by Frank Zadravecz, MPH
This story intrigues me, not so much its time-tested message on good versus evil, rather strangely its reflections on scientific inquiry. Robert Louis Stevenson paints the character Dr. Hastie Lanyon as a man committed to deductive reasoning and logic, conveniently the antithesis of Dr. Jekyll. After Lanyon witnesses Jekyll’s transformation from the grotesque Mr. Hyde, he makes this honest comment about pursuing knowledge: “I sometimes think if we knew all, we should be more glad to get away.”
Medicine challenges us to become physician-scientists along the life course of our study, but at times this duality feels unwieldy, similar to a rewrite where Jekyll, M.D. became Hyde, Ph.D. Our research findings may make perfect sense scientifically yet seem impossible to implement clinically. Our long held teachings might make for seamless clinical workflow yet lack the support of cruel, hard data. Physician-science tries to know the “all” of patient care, yet when we have exhausted the evidence available to us without solution, our cause can appear hopeless.

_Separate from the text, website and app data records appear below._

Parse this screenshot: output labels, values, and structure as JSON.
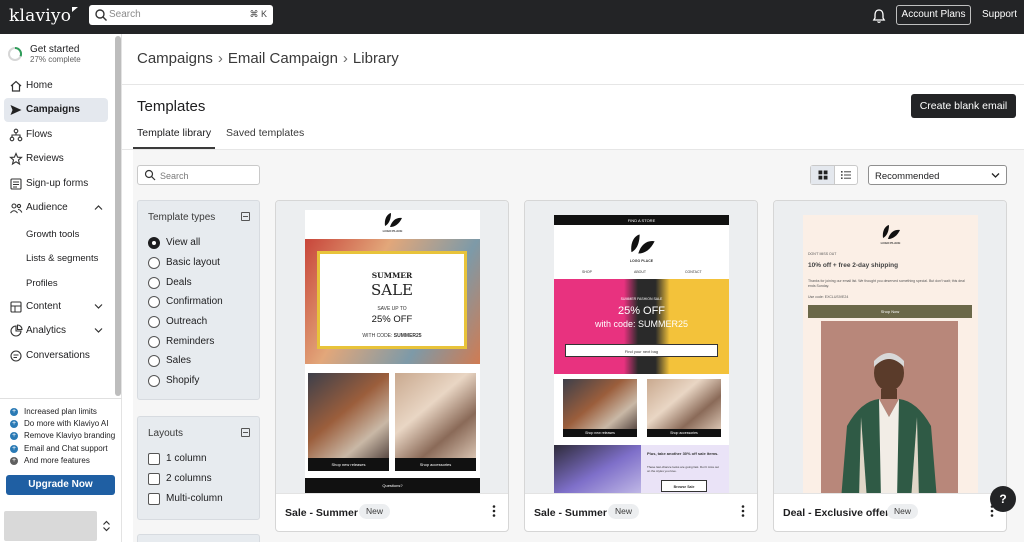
{
  "topbar": {
    "logo": "klaviyo",
    "search_placeholder": "Search",
    "search_shortcut": "⌘ K",
    "account_plans": "Account Plans",
    "support": "Support"
  },
  "sidebar": {
    "get_started": {
      "title": "Get started",
      "progress_text": "27% complete",
      "progress": 0.27
    },
    "items": [
      {
        "label": "Home",
        "icon": "home-icon"
      },
      {
        "label": "Campaigns",
        "icon": "send-icon",
        "active": true
      },
      {
        "label": "Flows",
        "icon": "flow-icon"
      },
      {
        "label": "Reviews",
        "icon": "star-icon"
      },
      {
        "label": "Sign-up forms",
        "icon": "form-icon"
      },
      {
        "label": "Audience",
        "icon": "people-icon",
        "expanded": true
      },
      {
        "label": "Content",
        "icon": "content-icon"
      },
      {
        "label": "Analytics",
        "icon": "analytics-icon"
      },
      {
        "label": "Conversations",
        "icon": "chat-icon"
      }
    ],
    "audience_sub": [
      "Growth tools",
      "Lists & segments",
      "Profiles"
    ],
    "features": [
      "Increased plan limits",
      "Do more with Klaviyo AI",
      "Remove Klaviyo branding",
      "Email and Chat support",
      "And more features"
    ],
    "upgrade": "Upgrade Now"
  },
  "breadcrumb": [
    "Campaigns",
    "Email Campaign",
    "Library"
  ],
  "page_title": "Templates",
  "create_button": "Create blank email",
  "tabs": [
    "Template library",
    "Saved templates"
  ],
  "library": {
    "search_placeholder": "Search",
    "sort_value": "Recommended"
  },
  "filters": {
    "template_types": {
      "title": "Template types",
      "options": [
        "View all",
        "Basic layout",
        "Deals",
        "Confirmation",
        "Outreach",
        "Reminders",
        "Sales",
        "Shopify"
      ],
      "selected": "View all"
    },
    "layouts": {
      "title": "Layouts",
      "options": [
        "1 column",
        "2 columns",
        "Multi-column"
      ]
    }
  },
  "cards": [
    {
      "name": "Sale - Summer",
      "badge": "New",
      "preview": {
        "logo": "LOGO PLACE",
        "headline_top": "SUMMER",
        "headline": "SALE",
        "save": "SAVE UP TO",
        "discount": "25% OFF",
        "code_label": "WITH CODE:",
        "code": "SUMMER25",
        "btn1": "Shop new releases",
        "btn2": "Shop accessories",
        "footer": "Questions?"
      }
    },
    {
      "name": "Sale - Summer",
      "badge": "New",
      "preview": {
        "store": "FIND A STORE",
        "logo": "LOGO PLACE",
        "nav": [
          "SHOP",
          "ABOUT",
          "CONTACT"
        ],
        "promo_small": "SUMMER FASHION SALE",
        "discount": "25% OFF",
        "code_line": "with code: SUMMER25",
        "cta": "Find your next bag",
        "btn1": "Shop new releases",
        "btn2": "Shop accessories",
        "extra_title": "Plus, take another 30% off sale items.",
        "extra_body": "These last-chance looks are going fast. Don't miss out on the styles you love.",
        "extra_cta": "Browse Sale"
      }
    },
    {
      "name": "Deal - Exclusive offer",
      "badge": "New",
      "preview": {
        "logo": "LOGO PLACE",
        "eyebrow": "DON'T MISS OUT",
        "headline": "10% off + free 2-day shipping",
        "body": "Thanks for joining our email list. We thought you deserved something special. But don't wait; this deal ends Sunday.",
        "code_line": "Use code: EXCLUSIVE24",
        "cta": "Shop Now"
      }
    }
  ],
  "help": "?",
  "colors": {
    "topbar": "#232426",
    "accent_blue": "#1f5fa3",
    "active_nav": "#e4e8ee"
  }
}
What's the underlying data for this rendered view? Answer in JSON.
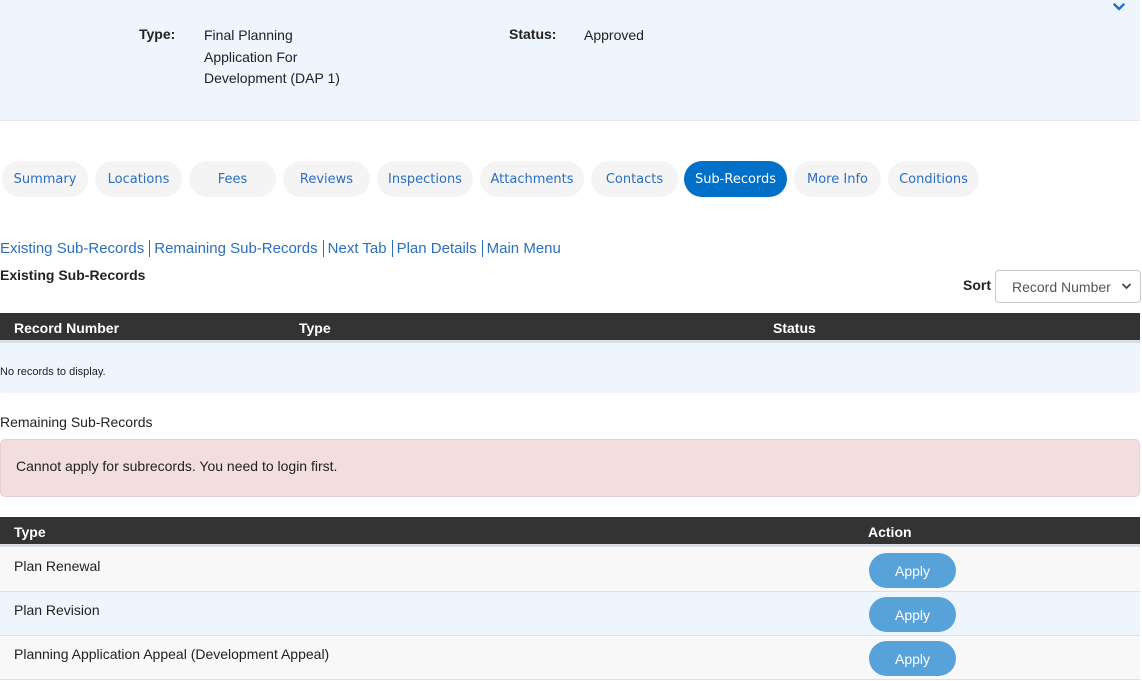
{
  "record_info": {
    "type_label": "Type:",
    "type_value": "Final Planning Application For Development (DAP 1)",
    "status_label": "Status:",
    "status_value": "Approved",
    "collapse_icon": "chevron-down-icon"
  },
  "tabs": [
    {
      "label": "Summary",
      "active": false
    },
    {
      "label": "Locations",
      "active": false
    },
    {
      "label": "Fees",
      "active": false
    },
    {
      "label": "Reviews",
      "active": false
    },
    {
      "label": "Inspections",
      "active": false
    },
    {
      "label": "Attachments",
      "active": false
    },
    {
      "label": "Contacts",
      "active": false
    },
    {
      "label": "Sub-Records",
      "active": true
    },
    {
      "label": "More Info",
      "active": false
    },
    {
      "label": "Conditions",
      "active": false
    }
  ],
  "section_links": [
    "Existing Sub-Records",
    "Remaining Sub-Records",
    "Next Tab",
    "Plan Details",
    "Main Menu"
  ],
  "existing": {
    "heading": "Existing Sub-Records",
    "sort_label": "Sort",
    "sort_selected": "Record Number",
    "columns": [
      "Record Number",
      "Type",
      "Status"
    ],
    "empty_message": "No records to display."
  },
  "remaining": {
    "heading": "Remaining Sub-Records",
    "alert": "Cannot apply for subrecords. You need to login first.",
    "columns": [
      "Type",
      "Action"
    ],
    "rows": [
      {
        "type": "Plan Renewal",
        "action": "Apply"
      },
      {
        "type": "Plan Revision",
        "action": "Apply"
      },
      {
        "type": "Planning Application Appeal (Development Appeal)",
        "action": "Apply"
      }
    ]
  },
  "colors": {
    "accent": "#0070c9",
    "link": "#2a6fc0",
    "table_header": "#333333",
    "panel_bg": "#eef5fd",
    "alert_bg": "#f2dede",
    "apply_button": "#57a3d9"
  }
}
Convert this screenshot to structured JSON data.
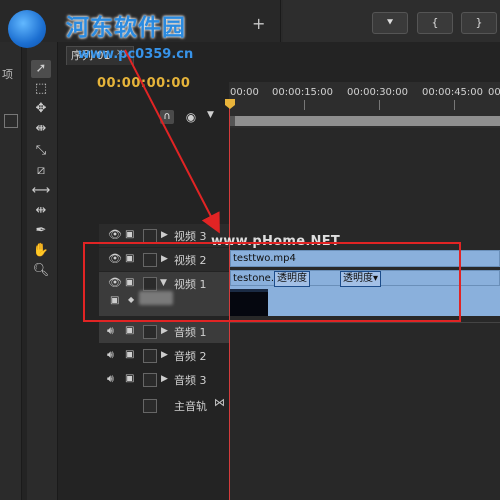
{
  "watermark": {
    "title": "河东软件园",
    "url": "www.pc0359.cn",
    "mid": "www.pHome.NET"
  },
  "top_bar": {
    "plus_label": "+",
    "buttons": [
      "⯆",
      "{",
      "}",
      "{"
    ]
  },
  "left_panel": {
    "label": "项"
  },
  "sequence": {
    "tab_label": "序列 01",
    "tab_close": "×",
    "timecode": "00:00:00:00"
  },
  "ruler": {
    "labels": [
      "00:00",
      "00:00:15:00",
      "00:00:30:00",
      "00:00:45:00",
      "00"
    ]
  },
  "tracks": {
    "video": [
      {
        "name": "视频 3"
      },
      {
        "name": "视频 2"
      },
      {
        "name": "视频 1",
        "expanded": true
      }
    ],
    "audio": [
      {
        "name": "音频 1"
      },
      {
        "name": "音频 2"
      },
      {
        "name": "音频 3"
      }
    ],
    "master": {
      "name": "主音轨"
    }
  },
  "clips": {
    "video2": {
      "name": "testtwo.mp4"
    },
    "video1": {
      "name": "testone.mp4",
      "effect1": "透明度",
      "effect2": "透明度▾"
    }
  },
  "icons": {
    "eye": "eye-icon",
    "camera": "film-icon",
    "speaker": "speaker-icon",
    "expand": "disclosure-triangle-icon"
  },
  "colors": {
    "playhead": "#d43b3b",
    "timecode": "#e6b43a",
    "clip": "#8ab0dc",
    "annotation": "#e12424"
  }
}
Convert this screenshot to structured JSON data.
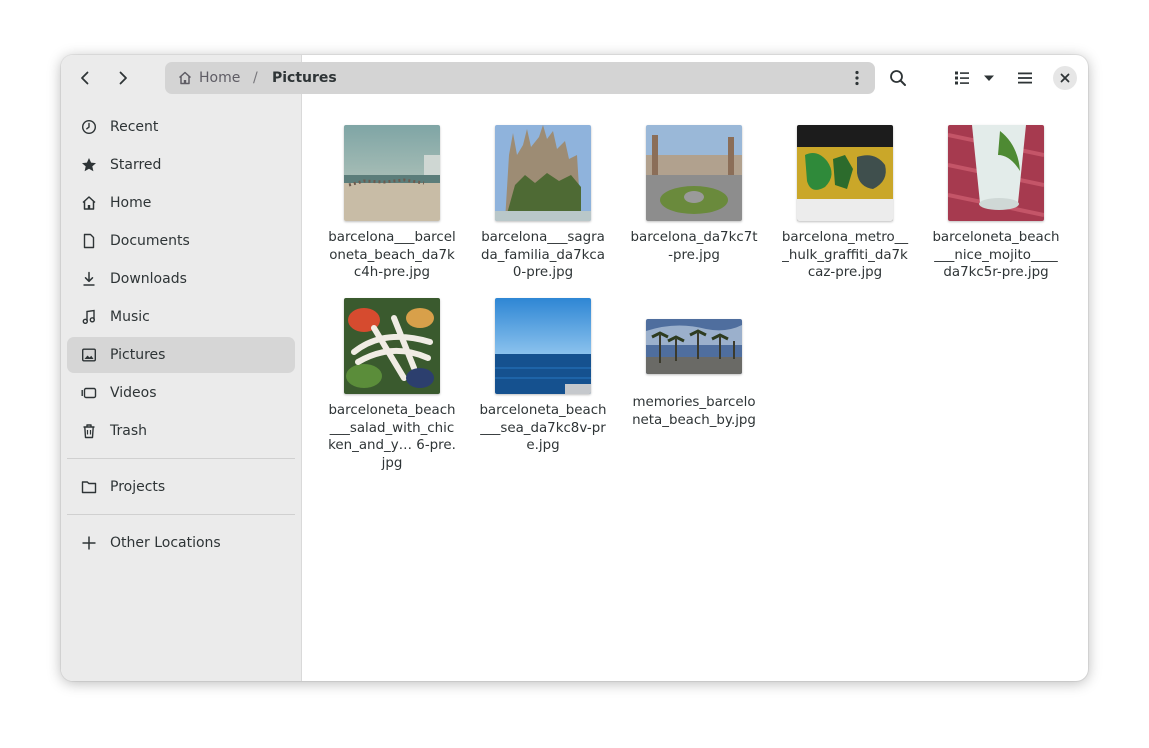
{
  "header": {
    "back_label": "Back",
    "forward_label": "Forward",
    "breadcrumb": {
      "home": "Home",
      "separator": "/",
      "current": "Pictures"
    }
  },
  "sidebar": {
    "items": [
      {
        "label": "Recent",
        "icon": "clock-icon"
      },
      {
        "label": "Starred",
        "icon": "star-icon"
      },
      {
        "label": "Home",
        "icon": "home-icon"
      },
      {
        "label": "Documents",
        "icon": "document-icon"
      },
      {
        "label": "Downloads",
        "icon": "download-icon"
      },
      {
        "label": "Music",
        "icon": "music-icon"
      },
      {
        "label": "Pictures",
        "icon": "image-icon",
        "active": true
      },
      {
        "label": "Videos",
        "icon": "video-icon"
      },
      {
        "label": "Trash",
        "icon": "trash-icon"
      }
    ],
    "bookmarks": [
      {
        "label": "Projects",
        "icon": "folder-icon"
      }
    ],
    "other": {
      "label": "Other Locations",
      "icon": "plus-icon"
    }
  },
  "files": [
    {
      "name": "barcelona___barceloneta_beach_da7kc4h-pre.jpg"
    },
    {
      "name": "barcelona___sagrada_familia_da7kca0-pre.jpg"
    },
    {
      "name": "barcelona_da7kc7t-pre.jpg"
    },
    {
      "name": "barcelona_metro___hulk_graffiti_da7kcaz-pre.jpg"
    },
    {
      "name": "barceloneta_beach___nice_mojito____da7kc5r-pre.jpg"
    },
    {
      "name": "barceloneta_beach___salad_with_chicken_and_y… 6-pre.jpg"
    },
    {
      "name": "barceloneta_beach___sea_da7kc8v-pre.jpg"
    },
    {
      "name": "memories_barceloneta_beach_by.jpg"
    }
  ],
  "colors": {
    "sidebar_bg": "#ebebeb",
    "pathbar_bg": "#d4d4d4",
    "active_item": "#d6d6d6"
  }
}
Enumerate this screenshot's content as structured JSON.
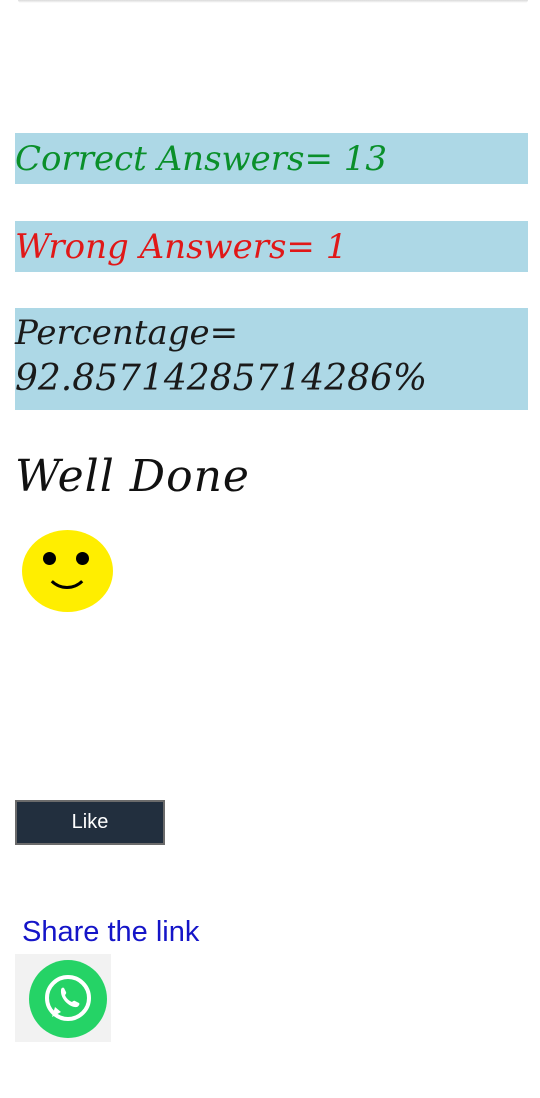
{
  "results": {
    "correct_text": "Correct Answers= 13",
    "wrong_text": "Wrong Answers= 1",
    "percentage_label": "Percentage=",
    "percentage_value": "92.85714285714286%"
  },
  "message": "Well Done",
  "like_button_label": "Like",
  "share": {
    "link_text": "Share the link",
    "icon": "whatsapp-icon"
  },
  "colors": {
    "box_background": "#add8e6",
    "correct": "#0a8f2a",
    "wrong": "#e01818",
    "link": "#1515c8",
    "button": "#222f3e",
    "smiley": "#ffee00",
    "whatsapp": "#25d366"
  }
}
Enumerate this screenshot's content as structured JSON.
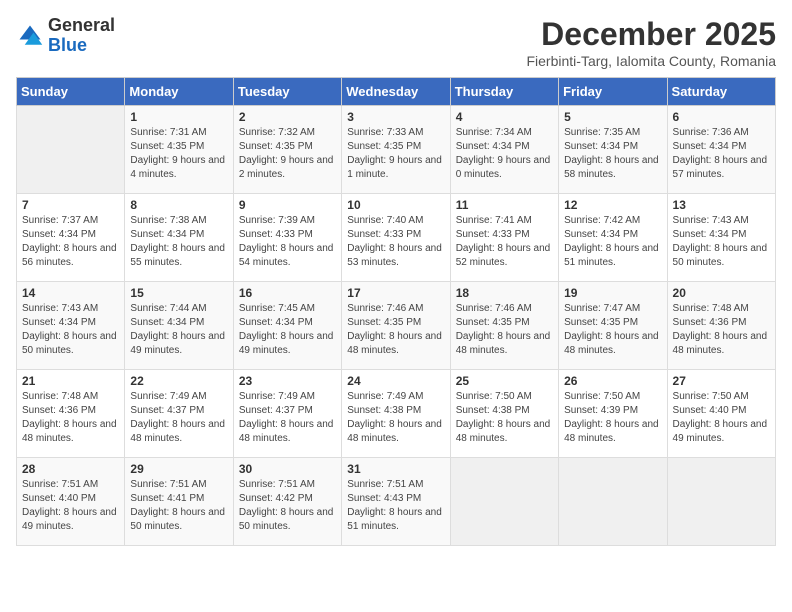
{
  "logo": {
    "text_general": "General",
    "text_blue": "Blue"
  },
  "header": {
    "month": "December 2025",
    "location": "Fierbinti-Targ, Ialomita County, Romania"
  },
  "days_of_week": [
    "Sunday",
    "Monday",
    "Tuesday",
    "Wednesday",
    "Thursday",
    "Friday",
    "Saturday"
  ],
  "weeks": [
    [
      {
        "day": "",
        "sunrise": "",
        "sunset": "",
        "daylight": ""
      },
      {
        "day": "1",
        "sunrise": "7:31 AM",
        "sunset": "4:35 PM",
        "daylight": "9 hours and 4 minutes."
      },
      {
        "day": "2",
        "sunrise": "7:32 AM",
        "sunset": "4:35 PM",
        "daylight": "9 hours and 2 minutes."
      },
      {
        "day": "3",
        "sunrise": "7:33 AM",
        "sunset": "4:35 PM",
        "daylight": "9 hours and 1 minute."
      },
      {
        "day": "4",
        "sunrise": "7:34 AM",
        "sunset": "4:34 PM",
        "daylight": "9 hours and 0 minutes."
      },
      {
        "day": "5",
        "sunrise": "7:35 AM",
        "sunset": "4:34 PM",
        "daylight": "8 hours and 58 minutes."
      },
      {
        "day": "6",
        "sunrise": "7:36 AM",
        "sunset": "4:34 PM",
        "daylight": "8 hours and 57 minutes."
      }
    ],
    [
      {
        "day": "7",
        "sunrise": "7:37 AM",
        "sunset": "4:34 PM",
        "daylight": "8 hours and 56 minutes."
      },
      {
        "day": "8",
        "sunrise": "7:38 AM",
        "sunset": "4:34 PM",
        "daylight": "8 hours and 55 minutes."
      },
      {
        "day": "9",
        "sunrise": "7:39 AM",
        "sunset": "4:33 PM",
        "daylight": "8 hours and 54 minutes."
      },
      {
        "day": "10",
        "sunrise": "7:40 AM",
        "sunset": "4:33 PM",
        "daylight": "8 hours and 53 minutes."
      },
      {
        "day": "11",
        "sunrise": "7:41 AM",
        "sunset": "4:33 PM",
        "daylight": "8 hours and 52 minutes."
      },
      {
        "day": "12",
        "sunrise": "7:42 AM",
        "sunset": "4:34 PM",
        "daylight": "8 hours and 51 minutes."
      },
      {
        "day": "13",
        "sunrise": "7:43 AM",
        "sunset": "4:34 PM",
        "daylight": "8 hours and 50 minutes."
      }
    ],
    [
      {
        "day": "14",
        "sunrise": "7:43 AM",
        "sunset": "4:34 PM",
        "daylight": "8 hours and 50 minutes."
      },
      {
        "day": "15",
        "sunrise": "7:44 AM",
        "sunset": "4:34 PM",
        "daylight": "8 hours and 49 minutes."
      },
      {
        "day": "16",
        "sunrise": "7:45 AM",
        "sunset": "4:34 PM",
        "daylight": "8 hours and 49 minutes."
      },
      {
        "day": "17",
        "sunrise": "7:46 AM",
        "sunset": "4:35 PM",
        "daylight": "8 hours and 48 minutes."
      },
      {
        "day": "18",
        "sunrise": "7:46 AM",
        "sunset": "4:35 PM",
        "daylight": "8 hours and 48 minutes."
      },
      {
        "day": "19",
        "sunrise": "7:47 AM",
        "sunset": "4:35 PM",
        "daylight": "8 hours and 48 minutes."
      },
      {
        "day": "20",
        "sunrise": "7:48 AM",
        "sunset": "4:36 PM",
        "daylight": "8 hours and 48 minutes."
      }
    ],
    [
      {
        "day": "21",
        "sunrise": "7:48 AM",
        "sunset": "4:36 PM",
        "daylight": "8 hours and 48 minutes."
      },
      {
        "day": "22",
        "sunrise": "7:49 AM",
        "sunset": "4:37 PM",
        "daylight": "8 hours and 48 minutes."
      },
      {
        "day": "23",
        "sunrise": "7:49 AM",
        "sunset": "4:37 PM",
        "daylight": "8 hours and 48 minutes."
      },
      {
        "day": "24",
        "sunrise": "7:49 AM",
        "sunset": "4:38 PM",
        "daylight": "8 hours and 48 minutes."
      },
      {
        "day": "25",
        "sunrise": "7:50 AM",
        "sunset": "4:38 PM",
        "daylight": "8 hours and 48 minutes."
      },
      {
        "day": "26",
        "sunrise": "7:50 AM",
        "sunset": "4:39 PM",
        "daylight": "8 hours and 48 minutes."
      },
      {
        "day": "27",
        "sunrise": "7:50 AM",
        "sunset": "4:40 PM",
        "daylight": "8 hours and 49 minutes."
      }
    ],
    [
      {
        "day": "28",
        "sunrise": "7:51 AM",
        "sunset": "4:40 PM",
        "daylight": "8 hours and 49 minutes."
      },
      {
        "day": "29",
        "sunrise": "7:51 AM",
        "sunset": "4:41 PM",
        "daylight": "8 hours and 50 minutes."
      },
      {
        "day": "30",
        "sunrise": "7:51 AM",
        "sunset": "4:42 PM",
        "daylight": "8 hours and 50 minutes."
      },
      {
        "day": "31",
        "sunrise": "7:51 AM",
        "sunset": "4:43 PM",
        "daylight": "8 hours and 51 minutes."
      },
      {
        "day": "",
        "sunrise": "",
        "sunset": "",
        "daylight": ""
      },
      {
        "day": "",
        "sunrise": "",
        "sunset": "",
        "daylight": ""
      },
      {
        "day": "",
        "sunrise": "",
        "sunset": "",
        "daylight": ""
      }
    ]
  ]
}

In my current research on alarm fatigue, I divide my time evenly between work in quality improvement and academic research. Until I began as an SHM Student Hospitalist Scholar, I naively assumed that these two fields were different in name only. I now recognize that each of the two disciplines chooses a unique starting point to investigate the “whys” behind patient outcomes. Quality improvement often follows a patient outlier down the rabbit hole of their clinical experience – exploring the reasons why someone becomes an emergency room frequent flyer, triggers more than their fair share of bedside alarms, or endures an inordinately long and expensive ward stay. Academic research in medicine compliments this aim of reigning in the extremes of adverse events in the hospital by focusing more broadly on mapping the road to a higher baseline in patient care.
Our alarm fatigue work highlights the balance necessary to navigate successfully between these two worlds. The more evidence we unravel from either the quality or research side of the physiologic alarm picture, the more difficult finding a viable solution to managing inpatient alarming seems. We are attempting to understand as much of Dr. Lanyon’s “all” as possible, without wishing that we had never started asking the “why” questions.
Frank Zadravecz, MPH is an alumnus of the Columbia University Mailman School of Public Health, a rising second year medical student at the University of Illinois at Chicago College of Medicine, and a Society for Hospital Medicine Student Hospitalist Scholar at the University of Chicago Medical Center. You can follow Frank on Twitter: @frankzadravecz